** Exercise inputs **

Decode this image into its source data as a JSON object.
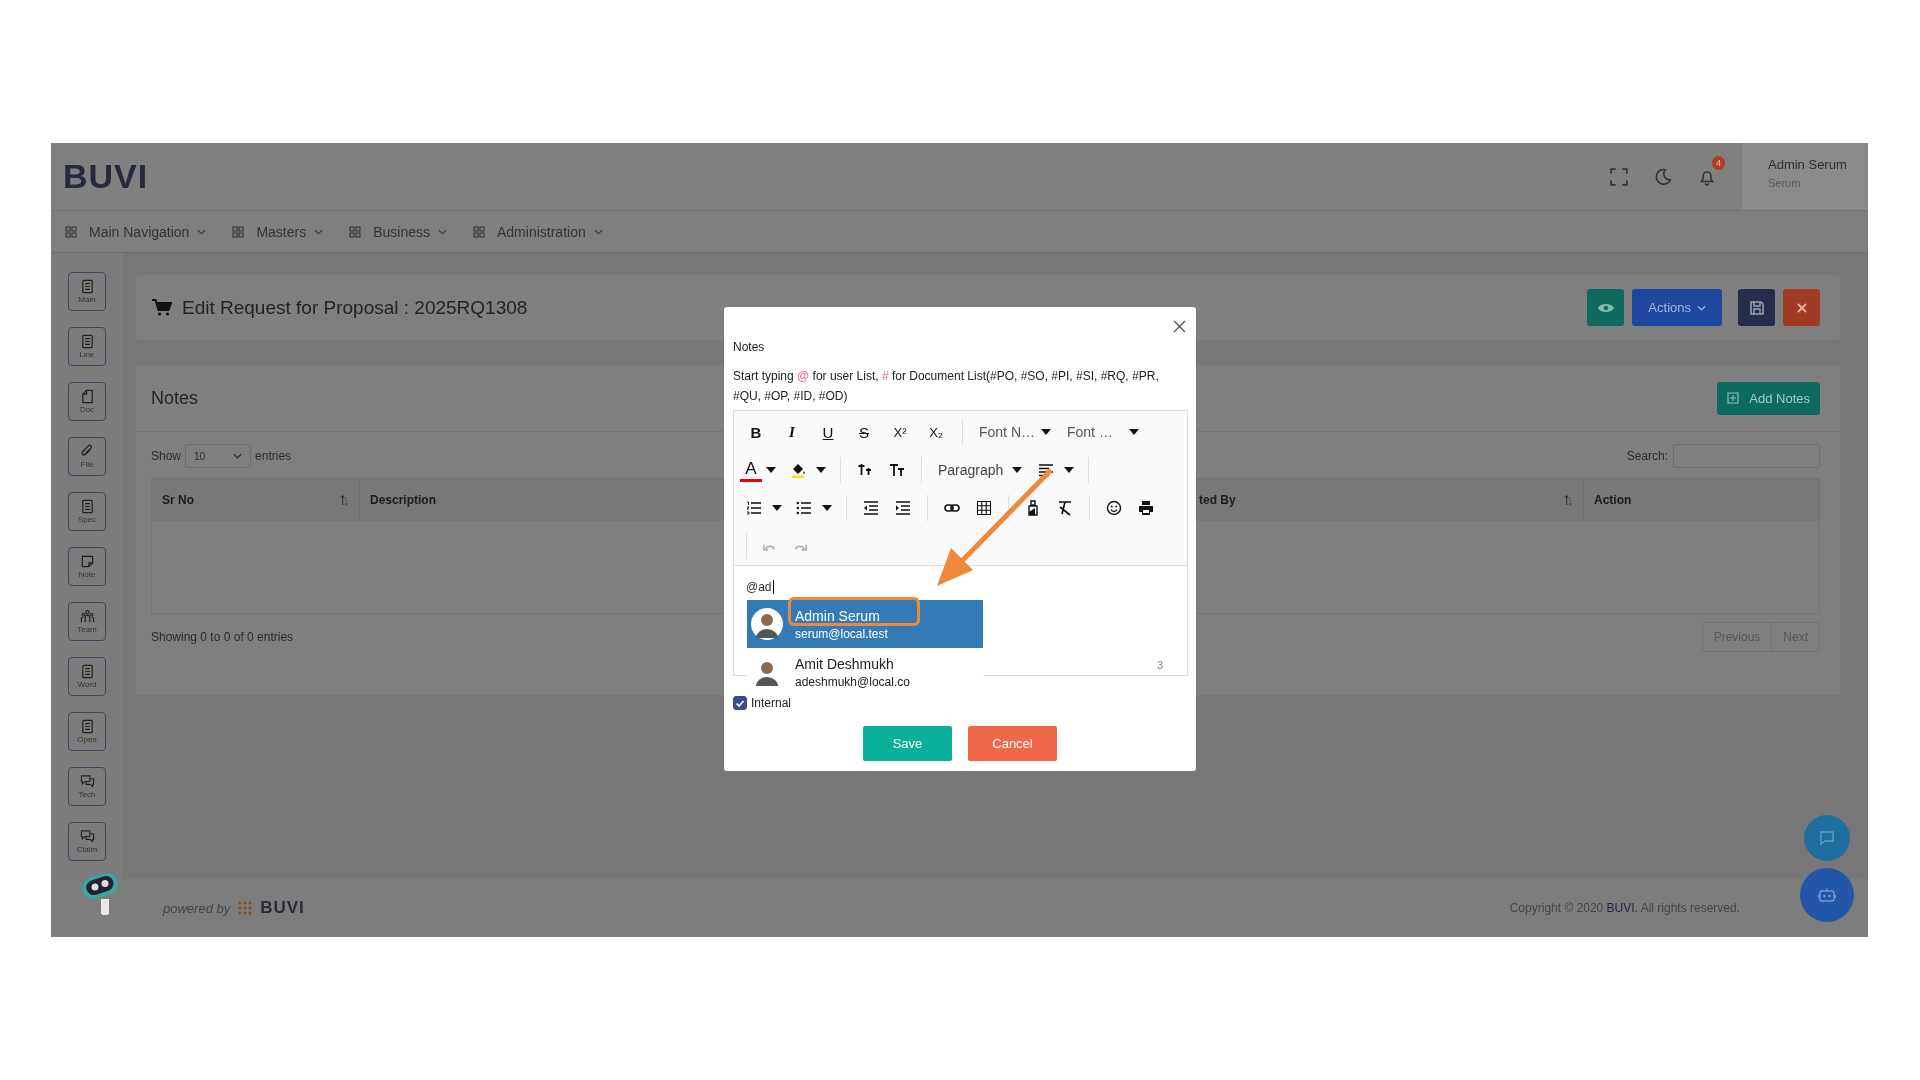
{
  "header": {
    "logo": "BUVI",
    "notification_count": "4",
    "user_name": "Admin Serum",
    "user_role": "Serum"
  },
  "nav": [
    {
      "label": "Main Navigation"
    },
    {
      "label": "Masters"
    },
    {
      "label": "Business"
    },
    {
      "label": "Administration"
    }
  ],
  "sidebar": [
    {
      "label": "Main",
      "kind": "list"
    },
    {
      "label": "Line",
      "kind": "list"
    },
    {
      "label": "Doc",
      "kind": "doc"
    },
    {
      "label": "File",
      "kind": "clip"
    },
    {
      "label": "Spec",
      "kind": "list"
    },
    {
      "label": "Note",
      "kind": "note"
    },
    {
      "label": "Team",
      "kind": "team"
    },
    {
      "label": "Word",
      "kind": "list"
    },
    {
      "label": "Open",
      "kind": "list"
    },
    {
      "label": "Tech",
      "kind": "chat"
    },
    {
      "label": "Claim",
      "kind": "chat"
    }
  ],
  "page": {
    "title": "Edit Request for Proposal : 2025RQ1308",
    "actions_label": "Actions"
  },
  "notes": {
    "title": "Notes",
    "add_label": "Add Notes",
    "show_label": "Show",
    "page_size": "10",
    "entries_label": "entries",
    "search_label": "Search:",
    "columns": [
      {
        "label": "Sr No",
        "sortable": true
      },
      {
        "label": "Description"
      },
      {
        "label": "ted By",
        "sortable": true
      },
      {
        "label": "Action",
        "sortable": false
      }
    ],
    "info": "Showing 0 to 0 of 0 entries",
    "pagination": [
      "Previous",
      "Next"
    ]
  },
  "modal": {
    "title": "Notes",
    "hint": [
      {
        "text": "Start typing ",
        "marked": false
      },
      {
        "text": "@",
        "marked": true
      },
      {
        "text": " for user List, ",
        "marked": false
      },
      {
        "text": "#",
        "marked": true
      },
      {
        "text": " for Document List(#PO, #SO, #PI, #SI, #RQ, #PR, #QU, #OP, #ID, #OD)",
        "marked": false
      }
    ],
    "format_buttons": [
      "B",
      "I",
      "U",
      "S",
      "X²",
      "X₂"
    ],
    "font_name": "Font N…",
    "font_size": "Font …",
    "text_color": "A",
    "block": "Paragraph",
    "content": "@ad",
    "mentions": [
      {
        "name": "Admin Serum",
        "email": "serum@local.test",
        "selected": true
      },
      {
        "name": "Amit Deshmukh",
        "email": "adeshmukh@local.co",
        "selected": false
      }
    ],
    "word_count": "3",
    "internal": {
      "label": "Internal",
      "checked": true
    },
    "save_label": "Save",
    "cancel_label": "Cancel"
  },
  "footer": {
    "powered_by": "powered by",
    "logo": "BUVI",
    "copyright": "Copyright © 2020 **BUVI.** All rights reserved."
  }
}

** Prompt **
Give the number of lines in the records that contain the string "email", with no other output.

** Reply **
2